#### [Goal of the exercise]
Anywhere the string "icon" shows up in the listing below, copy the line it is in.

#### [Records]
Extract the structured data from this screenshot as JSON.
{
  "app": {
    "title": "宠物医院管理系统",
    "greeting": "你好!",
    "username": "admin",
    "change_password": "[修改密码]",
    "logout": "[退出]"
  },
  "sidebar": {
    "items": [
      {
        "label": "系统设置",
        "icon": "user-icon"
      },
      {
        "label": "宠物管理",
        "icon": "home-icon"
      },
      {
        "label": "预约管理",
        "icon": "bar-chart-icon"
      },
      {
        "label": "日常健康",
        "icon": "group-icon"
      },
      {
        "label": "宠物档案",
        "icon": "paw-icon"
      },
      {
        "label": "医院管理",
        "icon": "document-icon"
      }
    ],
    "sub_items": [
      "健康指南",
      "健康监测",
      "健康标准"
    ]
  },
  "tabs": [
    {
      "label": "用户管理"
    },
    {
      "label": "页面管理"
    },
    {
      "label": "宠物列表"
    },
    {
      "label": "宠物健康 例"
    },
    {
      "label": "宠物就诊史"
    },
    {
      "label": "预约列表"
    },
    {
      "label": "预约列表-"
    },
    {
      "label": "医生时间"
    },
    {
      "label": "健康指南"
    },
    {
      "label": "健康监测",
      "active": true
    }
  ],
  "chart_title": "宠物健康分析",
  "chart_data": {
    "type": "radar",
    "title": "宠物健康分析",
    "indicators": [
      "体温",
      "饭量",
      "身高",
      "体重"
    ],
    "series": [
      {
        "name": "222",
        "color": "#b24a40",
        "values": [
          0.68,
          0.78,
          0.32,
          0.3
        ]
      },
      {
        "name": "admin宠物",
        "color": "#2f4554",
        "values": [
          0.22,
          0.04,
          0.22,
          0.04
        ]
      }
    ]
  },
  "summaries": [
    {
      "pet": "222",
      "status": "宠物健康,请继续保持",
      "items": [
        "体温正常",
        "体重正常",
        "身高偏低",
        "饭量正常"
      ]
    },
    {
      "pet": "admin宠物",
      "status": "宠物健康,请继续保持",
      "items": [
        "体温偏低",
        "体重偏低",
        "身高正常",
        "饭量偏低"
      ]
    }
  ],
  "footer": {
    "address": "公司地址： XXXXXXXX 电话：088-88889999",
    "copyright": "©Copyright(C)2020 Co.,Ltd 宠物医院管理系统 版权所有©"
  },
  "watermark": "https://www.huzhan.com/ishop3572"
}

#### [Solution to this problem]
        "icon": "user-icon"
        "icon": "home-icon"
        "icon": "bar-chart-icon"
        "icon": "group-icon"
        "icon": "paw-icon"
        "icon": "document-icon"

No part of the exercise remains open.